  • The places where firearms can be carried: CCW permit holders are still prohibited by law from carrying concealed weapons in public schools, public buildings, and anywhere it is banned under federal law.
  • The right to refuse showing ID to police: If law enforcement officers ask to see ID and a CCW permit, the law requires you to provide this documentation to authorities. Failing to have and/or failing to show law enforcement a valid state-issued ID and a valid CCW permit can be charged as a Class 1 petty offense, punishable by up to 6 months in jail and up to $500 in fines.

How Can I Fight Allegations of Violating Concealed Carry Laws in Colorado?

Criminal charges related to concealed carry laws in Colorado can arise whenever an individual is accused of:

  • Illegally concealing a weapon: For example, a felon who is not legally allowed to possess a firearm could face these charges if (s)he is found to have a hidden firearm on his or her person. Similarly,
  • Concealing an illegal weapon: These weapons could include machine guns, short-barrelled shotguns, and other prohibited firearms.

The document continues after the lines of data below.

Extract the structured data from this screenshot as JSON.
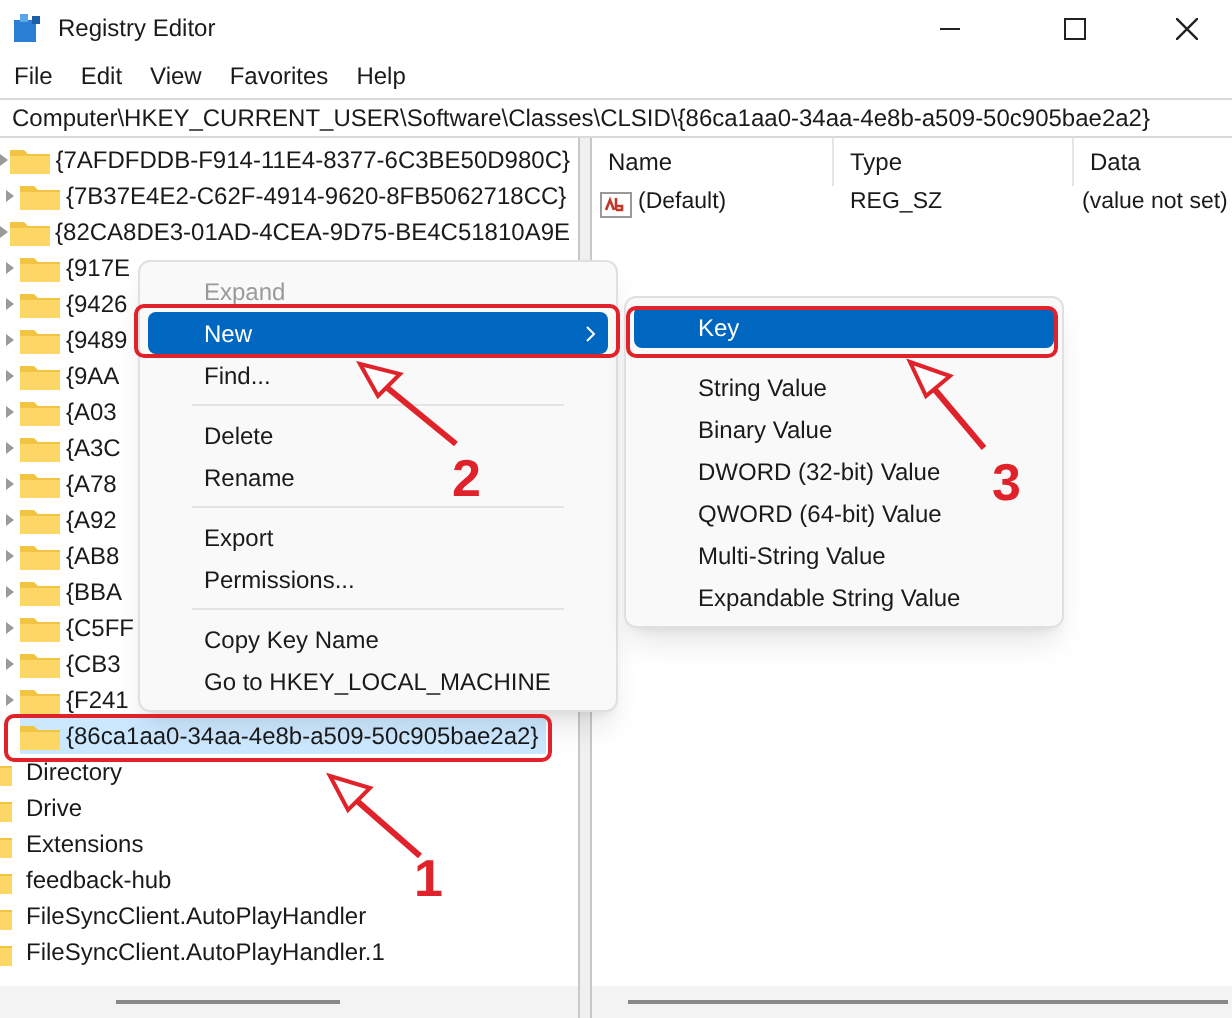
{
  "window": {
    "title": "Registry Editor"
  },
  "menu_bar": [
    "File",
    "Edit",
    "View",
    "Favorites",
    "Help"
  ],
  "address_bar": "Computer\\HKEY_CURRENT_USER\\Software\\Classes\\CLSID\\{86ca1aa0-34aa-4e8b-a509-50c905bae2a2}",
  "tree": {
    "nested_items": [
      {
        "label": "{7AFDFDDB-F914-11E4-8377-6C3BE50D980C}",
        "expandable": true,
        "selected": false
      },
      {
        "label": "{7B37E4E2-C62F-4914-9620-8FB5062718CC}",
        "expandable": true,
        "selected": false
      },
      {
        "label": "{82CA8DE3-01AD-4CEA-9D75-BE4C51810A9E",
        "expandable": true,
        "selected": false
      },
      {
        "label": "{917E",
        "expandable": true,
        "selected": false
      },
      {
        "label": "{9426",
        "expandable": true,
        "selected": false
      },
      {
        "label": "{9489",
        "expandable": true,
        "selected": false
      },
      {
        "label": "{9AA",
        "expandable": true,
        "selected": false
      },
      {
        "label": "{A03",
        "expandable": true,
        "selected": false
      },
      {
        "label": "{A3C",
        "expandable": true,
        "selected": false
      },
      {
        "label": "{A78",
        "expandable": true,
        "selected": false
      },
      {
        "label": "{A92",
        "expandable": true,
        "selected": false
      },
      {
        "label": "{AB8",
        "expandable": true,
        "selected": false
      },
      {
        "label": "{BBA",
        "expandable": true,
        "selected": false
      },
      {
        "label": "{C5FF",
        "expandable": true,
        "selected": false
      },
      {
        "label": "{CB3",
        "expandable": true,
        "selected": false
      },
      {
        "label": "{F241",
        "expandable": true,
        "selected": false
      },
      {
        "label": "{86ca1aa0-34aa-4e8b-a509-50c905bae2a2}",
        "expandable": false,
        "selected": true
      }
    ],
    "items": [
      {
        "label": "Directory",
        "selected": false
      },
      {
        "label": "Drive",
        "selected": false
      },
      {
        "label": "Extensions",
        "selected": false
      },
      {
        "label": "feedback-hub",
        "selected": false
      },
      {
        "label": "FileSyncClient.AutoPlayHandler",
        "selected": false
      },
      {
        "label": "FileSyncClient.AutoPlayHandler.1",
        "selected": false
      }
    ]
  },
  "values_table": {
    "columns": [
      "Name",
      "Type",
      "Data"
    ],
    "rows": [
      [
        "(Default)",
        "REG_SZ",
        "(value not set)"
      ]
    ]
  },
  "context_menu": [
    {
      "kind": "item",
      "label": "Expand",
      "disabled": true,
      "selected": false,
      "submenu": false
    },
    {
      "kind": "item",
      "label": "New",
      "disabled": false,
      "selected": true,
      "submenu": true
    },
    {
      "kind": "item",
      "label": "Find...",
      "disabled": false,
      "selected": false,
      "submenu": false
    },
    {
      "kind": "separator"
    },
    {
      "kind": "item",
      "label": "Delete",
      "disabled": false,
      "selected": false,
      "submenu": false
    },
    {
      "kind": "item",
      "label": "Rename",
      "disabled": false,
      "selected": false,
      "submenu": false
    },
    {
      "kind": "separator"
    },
    {
      "kind": "item",
      "label": "Export",
      "disabled": false,
      "selected": false,
      "submenu": false
    },
    {
      "kind": "item",
      "label": "Permissions...",
      "disabled": false,
      "selected": false,
      "submenu": false
    },
    {
      "kind": "separator"
    },
    {
      "kind": "item",
      "label": "Copy Key Name",
      "disabled": false,
      "selected": false,
      "submenu": false
    },
    {
      "kind": "item",
      "label": "Go to HKEY_LOCAL_MACHINE",
      "disabled": false,
      "selected": false,
      "submenu": false
    }
  ],
  "submenu": [
    {
      "kind": "item",
      "label": "Key",
      "selected": true
    },
    {
      "kind": "separator"
    },
    {
      "kind": "item",
      "label": "String Value",
      "selected": false
    },
    {
      "kind": "item",
      "label": "Binary Value",
      "selected": false
    },
    {
      "kind": "item",
      "label": "DWORD (32-bit) Value",
      "selected": false
    },
    {
      "kind": "item",
      "label": "QWORD (64-bit) Value",
      "selected": false
    },
    {
      "kind": "item",
      "label": "Multi-String Value",
      "selected": false
    },
    {
      "kind": "item",
      "label": "Expandable String Value",
      "selected": false
    }
  ],
  "annotations": [
    {
      "label": "1"
    },
    {
      "label": "2"
    },
    {
      "label": "3"
    }
  ]
}
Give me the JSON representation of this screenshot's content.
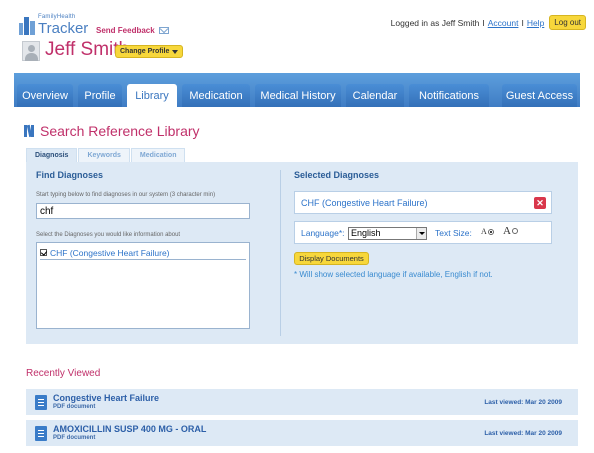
{
  "brand": {
    "line1": "FamilyHealth",
    "line2": "Tracker"
  },
  "header": {
    "feedback_label": "Send Feedback",
    "logged_in_text": "Logged in as Jeff Smith",
    "account_link": "Account",
    "help_link": "Help",
    "separator": "I",
    "logout_label": "Log out",
    "username": "Jeff Smith",
    "change_profile_label": "Change Profile"
  },
  "nav": {
    "tabs": [
      {
        "label": "Overview",
        "active": false
      },
      {
        "label": "Profile",
        "active": false
      },
      {
        "label": "Library",
        "active": true
      },
      {
        "label": "Medication",
        "active": false
      },
      {
        "label": "Medical History",
        "active": false
      },
      {
        "label": "Calendar",
        "active": false
      },
      {
        "label": "Notifications",
        "active": false
      },
      {
        "label": "Guest Access",
        "active": false
      }
    ]
  },
  "library": {
    "title": "Search Reference Library",
    "subtabs": [
      {
        "label": "Diagnosis",
        "active": true
      },
      {
        "label": "Keywords",
        "active": false
      },
      {
        "label": "Medication",
        "active": false
      }
    ],
    "find": {
      "title": "Find Diagnoses",
      "hint": "Start typing below to find diagnoses in our system (3 character min)",
      "search_value": "chf",
      "list_hint": "Select the Diagnoses you would like information about",
      "results": [
        {
          "label": "CHF (Congestive Heart Failure)",
          "checked": true
        }
      ]
    },
    "selected": {
      "title": "Selected Diagnoses",
      "items": [
        {
          "label": "CHF (Congestive Heart Failure)"
        }
      ],
      "language_label": "Language*:",
      "language_value": "English",
      "text_size_label": "Text Size:",
      "text_size_options": [
        {
          "glyph": "A",
          "selected": true
        },
        {
          "glyph": "A",
          "selected": false
        }
      ],
      "display_button": "Display Documents",
      "note": "* Will show selected language if available, English if not."
    }
  },
  "recently_viewed": {
    "title": "Recently Viewed",
    "items": [
      {
        "name": "Congestive Heart Failure",
        "type": "PDF document",
        "last_viewed": "Last viewed: Mar 20 2009"
      },
      {
        "name": "AMOXICILLIN SUSP 400 MG - ORAL",
        "type": "PDF document",
        "last_viewed": "Last viewed: Mar 20 2009"
      }
    ]
  },
  "colors": {
    "brand_pink": "#c0306a",
    "nav_blue": "#4a8ed6",
    "panel_blue": "#dde9f5",
    "button_yellow": "#f7d73b",
    "remove_red": "#d9374b"
  },
  "icons": [
    "family-logo-icon",
    "mail-icon",
    "avatar-icon",
    "dropdown-caret-icon",
    "books-icon",
    "checkbox-icon",
    "remove-icon",
    "radio-icon",
    "pdf-document-icon"
  ]
}
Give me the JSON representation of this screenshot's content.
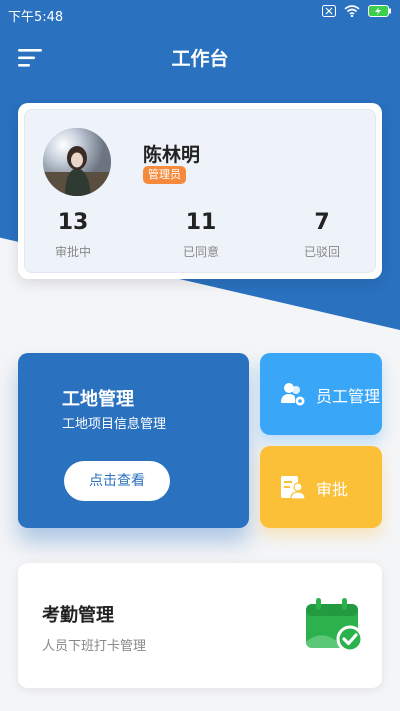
{
  "statusbar": {
    "time": "下午5:48"
  },
  "header": {
    "title": "工作台"
  },
  "profile": {
    "name": "陈林明",
    "role": "管理员",
    "stats": [
      {
        "value": "13",
        "label": "审批中"
      },
      {
        "value": "11",
        "label": "已同意"
      },
      {
        "value": "7",
        "label": "已驳回"
      }
    ]
  },
  "site_card": {
    "title": "工地管理",
    "subtitle": "工地项目信息管理",
    "button": "点击查看"
  },
  "staff_card": {
    "label": "员工管理",
    "icon": "users-gear-icon"
  },
  "approve_card": {
    "label": "审批",
    "icon": "approval-person-icon"
  },
  "attendance_card": {
    "title": "考勤管理",
    "subtitle": "人员下班打卡管理",
    "icon": "calendar-check-icon"
  },
  "colors": {
    "primary": "#2a71c0",
    "orange": "#f58a3c",
    "sky": "#3aa6f7",
    "amber": "#fcc038",
    "green": "#2bb24c"
  }
}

The best defense against these allegations will depend on the facts and evidence of a given case. Generally, however, an effective defense against these charges can involve arguing that:

  • The accused person does own the firearm and was not knowingly carrying it.
  • The firearm was not, in fact, concealed and the accused individual was legally entitled to carry it openly.
  • The firearm was planted or its location was misidentified.

Get Exceptional Defense Representation Against Colorado Gun Offense Charges

No matter how much you know about concealed carry permit laws and other firearms statutes in Colorado, sometimes, things go wrong. When they do and you or a loved one has been accused of a weapons offense, you can turn to a 5-star criminal defense attorney at Anaya & Chadderdon, P.C. for fierce advocacy and tireless defense representation.

With more than 30 years of criminal trial experience, we are former prosecutors who are highly effective at building and presenting strong, strategic defense cases. Whether you are facing misdemeanor or felony gun charges for the first or a subsequent time, Anaya & Chadderdon, P.C. can help you fight for the best possible outcomes at every phase of your case.

Call (719) 259-5082 or Email Us for a Free, Confidential Consultation

We are available 24/7 to answer your questions, help you understand the process, and defend you and your rights. We can meet you and/or a loved one at our Colorado Springs office or jail. We can also discuss your case over the phone. Do NOT plead guilty without talking to an attorney at Anaya & Chadderdon, P.C. There may be options you don’t know about, and we can crucially represent you when it’s time to interact with police, judges, and others.

The sooner we’re in your corner helping you, the sooner you can be confident you have an ally fighting to pursue optimal resolutions. We always strive to get cases dismissed or charges reduced, whenever possible. When it’s necessary to fight it out in trial, our lawyers will be ready, bringing all available resources to present the strongest possible case.